By the spring of 1980, it was clear to the world that the Carter regime was preparing a desperate military launch into Iran under the pretext of freeing the hostages. In an article that hit the streets on April 22, 1980, the Executive Intelligence Review reported that the Carter regime "has begun a headlong drive towards a Cuban missile crisis-style nuclear confrontation with the Soviet Union over Iran, timed to occur between late April and May 11, for the purpose of blackmailing Western Europe and Japan into submitting to Anglo-American political dictates." (Dreyfus 65) The Soviet Communist Party newspaper Pravda editorialized on April 11, 1980: "Washington is not only aiming at aggravating its conflict with Teheran. Judging from everything, it is venturing a risky bluff: blackmailing Iran, as well as America's allies who depend on oil deliveries from the Persian Gulf with the threat of direct military intervention." The Soviet commentary saw that "this strategy puts Western Europe and Japan in the position of being forced participants in a game designed to strengthen the shaken position of U.S. imperialism in the near and Middle East." This Moscow observer concluded that "the prospect of being deprived of Iranian oil does not provoke any enthusiasm, especially not in Tokyo, Bonn, or Paris." (Dreyfus 66)

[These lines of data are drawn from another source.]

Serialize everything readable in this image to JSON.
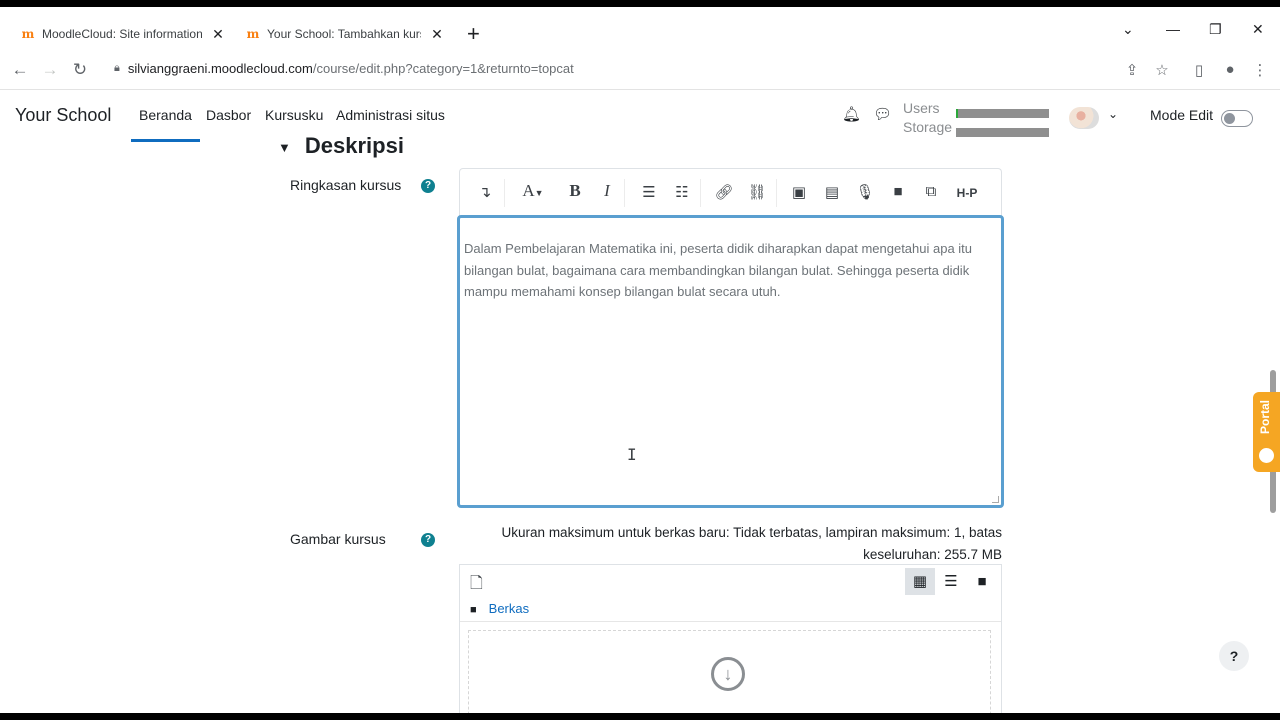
{
  "browser": {
    "tabs": [
      {
        "title": "MoodleCloud: Site information f",
        "active": false
      },
      {
        "title": "Your School: Tambahkan kursus",
        "active": true
      }
    ],
    "url_host": "silvianggraeni.moodlecloud.com",
    "url_path": "/course/edit.php?category=1&returnto=topcat",
    "icons": {
      "back": "back-arrow-icon",
      "forward": "forward-arrow-icon",
      "reload": "reload-icon",
      "lock": "lock-icon",
      "share": "share-icon",
      "star": "star-icon",
      "sidepanel": "side-panel-icon",
      "profile": "profile-icon",
      "menu": "kebab-menu-icon"
    }
  },
  "moodle": {
    "brand": "Your School",
    "nav": [
      "Beranda",
      "Dasbor",
      "Kursusku",
      "Administrasi situs"
    ],
    "active_nav": "Beranda",
    "quota": {
      "users_label": "Users",
      "storage_label": "Storage",
      "users_fraction": 0.02,
      "storage_fraction": 0.0
    },
    "mode_edit_label": "Mode Edit",
    "mode_edit_on": false
  },
  "form": {
    "section_title": "Deskripsi",
    "summary_label": "Ringkasan kursus",
    "summary_text": "Dalam Pembelajaran Matematika ini, peserta didik diharapkan dapat mengetahui apa itu bilangan bulat, bagaimana cara membandingkan bilangan bulat. Sehingga peserta didik mampu memahami konsep bilangan bulat secara utuh.",
    "toolbar_items": [
      "collapse-icon",
      "font-style-icon",
      "bold-icon",
      "italic-icon",
      "unordered-list-icon",
      "ordered-list-icon",
      "link-icon",
      "unlink-icon",
      "image-icon",
      "media-icon",
      "record-audio-icon",
      "record-video-icon",
      "manage-files-icon",
      "h5p-icon"
    ],
    "toolbar_text": {
      "font": "A",
      "bold": "B",
      "italic": "I",
      "h5p": "H-P"
    },
    "image_label": "Gambar kursus",
    "file_note_line1": "Ukuran maksimum untuk berkas baru: Tidak terbatas, lampiran maksimum: 1, batas",
    "file_note_line2": "keseluruhan: 255.7 MB",
    "file_path": "Berkas"
  },
  "side": {
    "portal_label": "Portal",
    "help_label": "?"
  },
  "colors": {
    "accent": "#0f6cbf",
    "editor_focus": "#5a9fd0",
    "help_icon": "#0f8090",
    "portal": "#f5a623"
  }
}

VANCE FEARED WORLD WAR III WITH MOSCOW
The tragic failure of the hostage rescue mission at Desert One, a rendezvous point inside Iran, was on the surface yet another proof of the incompetence and chaos of the Carter administration. There was some question as to whether the rescue mission had been sabotaged by CIA forces loyal to the Bush political machine to abort a pre-October surprise by Carter, since George H. W. Bush was now on his way to becoming Reagan's vice presidential running mate. This may have been what Iraqi state radio was driving at when it alleged that the failed U.S. attack was "playacting carried out in orchestration between Washington and Tehran." Secretary of State Cyrus Vance resigned in protest at the rescue mission, although this fact was not made public until after the mission had failed. "We haven't begun just an attack on Iran," Vance reportedly commented, "We may have started World War III." Rumors swirled around Washington to the effect that the failure of the hostage mission had been caused by a direct Soviet military intervention including MIG-21 aircraft, and according to some unconfirmed accounts the Soviet bombardment of the Desert One site. But this may have been an obvious enough cover story to hide the actions of the Bush crowd, or of deliberate sabotage by Brzezinski networks. (Dreyfus 67-68) With the failure of the hostage rescue mission at Desert One, some key Wall Street backers of the Carter administration such as George Ball and Averell Harriman bolted for the exits, abandoning the peanut farmer to his fate. Brzezinski, by contrast, constituted a stay-behind operation to run the Carter administration to its bitter end, which he personally had done so much to hasten.
At about the same time that the Soviet Union was moving into Afghanistan, fundamentalist fanatics attacked the grand Mosque in Mecca, the holiest shrine of Islam, holding hundreds of pilgrims as hostages. In Pakistan, a mob of 20,000 Muslim rioters attacked and destroyed the American embassy in Islamabad, killing two Americans. The rioters had been told that the U.S. had orchestrated the attack on the grand Mosque in Mecca. Another serious incident was an attack on the U.S. Embassy in Kabul, Afghanistan, which resulted in the murder of the U.S. ambassador. Given Brzezinski's commitment to crisis and confrontation, it is not difficult to establish him as a prime suspect in the orchestration of all these attacks.